Jackie Steves is guest-hosting her Dad’s blog with 17 posts in 17 days. Follow the adventures of Andy and Jackie Steves as they — the first Steves to venture into South America — report on their experience.
At 7 in the morning, a full 24 hours after our initial departure from The States, my brother Andy and I finally reached our destination: Cusco in Peru, the capital of the magnificent ancient Incan Empire.
Our hostel had sent instructions that a cab ride from the airport should not exceed 10 sol (about 3 US dollars). Our guidebook also told us not to hop into just any cab on the street for risk of kidnapping, even if the cab looks official. A taxi official directed us to a cab driver with whom Andy was careful to pre-negotiate. He insisted on 25 sol. I said to the driver, a bit tongue-in-cheek, but also trying to guilt-trip him, “You know, our hostel warned us that you would try and trick us.” Andy laughed and then mumbled to me in the back seat that it was probably worth the safe ride into the city. I guess we’re grateful for any sense of security after hearing all kinds of stories from friends and relatives about the dangers of travel in South America.
Our drive into the center of the city introduced us to Peruvian architecture: squat buildings, walls of stacked blocks of stone, and glass shards on top of fences for a security system. Messages graffitied on the sides of houses ranged from political endorsements, to advertisements for telephone companies, to written cheers for their favorite football players.
Our hostel had an awesome interior courtyard with a ping-pong table and beanbag chairs for socializing. The place is decorated with quirky furniture and vibrant wall murals.
Once we set out, it took us less than a block before we scored a curious tourist’s treat! On the Plaza San Francisco, we witnessed hundreds of small boys dressed up in military-esque uniforms, all lined up marching in goose-step behind a shabby out-of-tune band. They start training them at a young age for the couple of years of universal conscription. The boys’ out-of-sync step made the scene far more adorable than discerning.

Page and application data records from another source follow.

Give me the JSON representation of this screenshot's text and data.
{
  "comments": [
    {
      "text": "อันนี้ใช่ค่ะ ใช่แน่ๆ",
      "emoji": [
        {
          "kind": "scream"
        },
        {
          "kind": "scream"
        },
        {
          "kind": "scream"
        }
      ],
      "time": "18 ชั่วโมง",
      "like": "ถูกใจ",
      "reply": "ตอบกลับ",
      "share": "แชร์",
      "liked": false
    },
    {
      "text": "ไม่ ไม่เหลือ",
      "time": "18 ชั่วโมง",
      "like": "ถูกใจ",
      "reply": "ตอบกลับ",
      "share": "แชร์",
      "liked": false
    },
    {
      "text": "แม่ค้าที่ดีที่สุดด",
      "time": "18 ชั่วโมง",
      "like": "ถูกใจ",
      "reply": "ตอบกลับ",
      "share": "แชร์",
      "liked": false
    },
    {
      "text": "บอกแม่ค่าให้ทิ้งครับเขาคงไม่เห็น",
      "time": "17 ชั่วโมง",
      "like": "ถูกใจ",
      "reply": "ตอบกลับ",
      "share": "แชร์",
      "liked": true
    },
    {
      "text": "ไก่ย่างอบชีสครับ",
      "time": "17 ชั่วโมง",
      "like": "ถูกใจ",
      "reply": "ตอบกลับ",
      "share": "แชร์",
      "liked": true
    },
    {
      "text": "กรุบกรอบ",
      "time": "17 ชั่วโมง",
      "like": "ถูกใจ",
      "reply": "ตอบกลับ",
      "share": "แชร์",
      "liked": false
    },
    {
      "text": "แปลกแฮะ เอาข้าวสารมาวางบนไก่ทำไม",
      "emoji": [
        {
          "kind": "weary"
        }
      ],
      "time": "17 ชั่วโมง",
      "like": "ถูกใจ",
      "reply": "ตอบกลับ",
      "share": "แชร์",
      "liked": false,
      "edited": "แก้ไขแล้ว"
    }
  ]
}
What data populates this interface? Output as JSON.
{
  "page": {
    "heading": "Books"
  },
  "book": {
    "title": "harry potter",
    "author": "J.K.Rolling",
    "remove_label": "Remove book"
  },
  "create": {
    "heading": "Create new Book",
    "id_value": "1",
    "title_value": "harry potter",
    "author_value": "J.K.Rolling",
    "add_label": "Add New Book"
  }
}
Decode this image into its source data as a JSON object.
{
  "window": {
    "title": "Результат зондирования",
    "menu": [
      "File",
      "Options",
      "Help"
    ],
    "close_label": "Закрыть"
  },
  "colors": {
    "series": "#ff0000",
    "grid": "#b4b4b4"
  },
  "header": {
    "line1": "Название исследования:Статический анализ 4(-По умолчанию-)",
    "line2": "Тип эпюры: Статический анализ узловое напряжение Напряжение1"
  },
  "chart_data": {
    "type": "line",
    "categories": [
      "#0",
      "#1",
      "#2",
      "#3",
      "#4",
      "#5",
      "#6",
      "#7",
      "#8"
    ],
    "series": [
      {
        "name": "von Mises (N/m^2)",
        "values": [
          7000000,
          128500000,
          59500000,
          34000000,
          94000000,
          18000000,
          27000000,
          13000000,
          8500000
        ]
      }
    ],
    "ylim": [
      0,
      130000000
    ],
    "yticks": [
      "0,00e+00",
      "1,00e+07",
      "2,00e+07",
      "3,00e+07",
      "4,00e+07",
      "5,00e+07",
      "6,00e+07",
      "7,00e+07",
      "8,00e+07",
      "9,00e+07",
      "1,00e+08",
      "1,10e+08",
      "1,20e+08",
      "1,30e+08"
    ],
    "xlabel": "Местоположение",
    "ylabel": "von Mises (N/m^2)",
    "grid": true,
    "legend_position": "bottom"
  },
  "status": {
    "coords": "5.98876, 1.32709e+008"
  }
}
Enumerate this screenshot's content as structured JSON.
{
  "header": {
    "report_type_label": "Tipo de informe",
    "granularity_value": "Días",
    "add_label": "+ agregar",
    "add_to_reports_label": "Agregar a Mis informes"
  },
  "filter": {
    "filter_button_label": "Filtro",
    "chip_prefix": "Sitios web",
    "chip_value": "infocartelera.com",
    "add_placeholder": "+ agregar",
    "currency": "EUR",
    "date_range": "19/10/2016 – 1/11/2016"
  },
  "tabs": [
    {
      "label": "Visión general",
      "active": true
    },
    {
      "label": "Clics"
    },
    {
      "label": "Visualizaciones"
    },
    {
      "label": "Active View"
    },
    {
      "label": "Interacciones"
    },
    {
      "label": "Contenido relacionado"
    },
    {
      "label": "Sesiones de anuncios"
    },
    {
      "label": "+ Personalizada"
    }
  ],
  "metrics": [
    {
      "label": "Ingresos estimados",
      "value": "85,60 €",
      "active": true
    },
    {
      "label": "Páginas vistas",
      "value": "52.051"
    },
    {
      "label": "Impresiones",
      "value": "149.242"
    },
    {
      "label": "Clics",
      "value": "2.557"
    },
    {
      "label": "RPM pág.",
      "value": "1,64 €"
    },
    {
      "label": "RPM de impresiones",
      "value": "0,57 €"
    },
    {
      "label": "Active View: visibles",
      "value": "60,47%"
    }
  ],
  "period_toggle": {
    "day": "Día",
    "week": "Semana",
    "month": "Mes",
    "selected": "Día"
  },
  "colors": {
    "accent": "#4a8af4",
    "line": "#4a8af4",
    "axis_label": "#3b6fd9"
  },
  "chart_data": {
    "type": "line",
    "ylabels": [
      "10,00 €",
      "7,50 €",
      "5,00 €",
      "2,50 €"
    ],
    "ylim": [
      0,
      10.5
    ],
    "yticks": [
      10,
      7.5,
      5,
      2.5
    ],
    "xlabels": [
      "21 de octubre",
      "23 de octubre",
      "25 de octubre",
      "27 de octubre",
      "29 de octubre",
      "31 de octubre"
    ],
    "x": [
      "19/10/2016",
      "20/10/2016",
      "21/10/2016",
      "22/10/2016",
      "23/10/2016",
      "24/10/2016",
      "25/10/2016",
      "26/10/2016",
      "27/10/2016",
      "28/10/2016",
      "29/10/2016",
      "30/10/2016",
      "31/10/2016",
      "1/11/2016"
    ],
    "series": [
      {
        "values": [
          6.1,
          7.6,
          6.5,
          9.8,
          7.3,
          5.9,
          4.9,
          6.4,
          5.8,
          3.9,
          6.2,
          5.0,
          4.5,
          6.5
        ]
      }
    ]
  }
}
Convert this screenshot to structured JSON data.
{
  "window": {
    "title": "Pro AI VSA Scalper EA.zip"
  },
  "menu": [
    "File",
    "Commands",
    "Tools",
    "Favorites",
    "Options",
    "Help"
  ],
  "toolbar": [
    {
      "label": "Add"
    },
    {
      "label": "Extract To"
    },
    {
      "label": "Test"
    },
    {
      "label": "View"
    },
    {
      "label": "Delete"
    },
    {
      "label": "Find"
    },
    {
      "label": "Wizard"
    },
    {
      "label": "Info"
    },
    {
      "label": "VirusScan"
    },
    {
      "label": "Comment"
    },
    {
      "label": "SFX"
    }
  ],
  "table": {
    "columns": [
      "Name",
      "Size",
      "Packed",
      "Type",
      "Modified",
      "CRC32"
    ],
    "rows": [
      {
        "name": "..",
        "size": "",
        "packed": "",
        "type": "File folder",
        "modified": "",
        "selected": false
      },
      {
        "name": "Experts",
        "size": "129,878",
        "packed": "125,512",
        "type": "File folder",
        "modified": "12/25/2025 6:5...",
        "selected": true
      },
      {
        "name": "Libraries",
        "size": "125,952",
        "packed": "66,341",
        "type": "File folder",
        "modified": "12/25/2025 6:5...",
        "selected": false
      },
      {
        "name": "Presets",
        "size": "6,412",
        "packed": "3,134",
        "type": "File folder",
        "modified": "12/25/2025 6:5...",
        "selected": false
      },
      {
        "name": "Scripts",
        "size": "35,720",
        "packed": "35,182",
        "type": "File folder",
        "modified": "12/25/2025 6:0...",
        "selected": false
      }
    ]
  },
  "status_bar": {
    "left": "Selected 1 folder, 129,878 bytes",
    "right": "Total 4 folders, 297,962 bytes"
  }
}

The Incans esteemed Cusco so highly that they believed it to be the navel of the world. At the center of this navel, they constructed sacred temples around what is today Plaza de Armas, the main city square.
The Catholic Spanish constructed a cathedral on Plaza de Armas. The artwork of this cathedral is different from European Cathedrals. Crucifixes depict Jesus wearing bright pink, blue, or green skirts, with beads and sequins made of precious metals. The altar decoration is somewhere between tacky tin and extravagant silver. The large Last Supper painting has a roast guinea pig on a platter in the middle of the table who — I have to agree with my guidebook — “steals the show.” It’s curious that in every crucifix Jesus is portrayed, not of Middle Eastern or even Incan race, but as Caucasian.
I used the chilly night temperatures here as an excuse to buy a hat and gloves, made by local nuns, as souvenirs. The proceeds go to five social projects, including abandoned children, sexually abused women, and girls’ education. I would agree with Andy that the hat is dorky with its long tassel, but I still like it a lot!
We found a coca shop where we tried some coca chocolate and coca tea. I’m not a huge fan of the bitter lemony taste. Coca is the leaf used in cocaine and Coca-Cola. Drinking coca tea and chewing it can’t get you high, but it can help prevent altitude sickness. We’re feeling the 11,000-foot altitude here and hope this stuff will help Andy’s dizziness and my headache. The Incans worshipped coca for its plethora of uses.
At the Inca Museum we learned that these ancient peoples (a completely isolated civilization when the Spaniards found them) were tremendously developed, basically only lacking the wheel and the arch.
An Irish pub was next on the agenda — training wheels on the going-out-in-South-America bicycle. We asked to share a table with a couple we discovered were Norwegian. At the table next to us sat four Irish girls. By coincidence, we were sandwiched between groups of our own heritage. We shared travel itineraries with these friendly Europeans over Cusqueña (the popular beer in Cusco). Already on the first night I was feeling good about our upcoming adventure.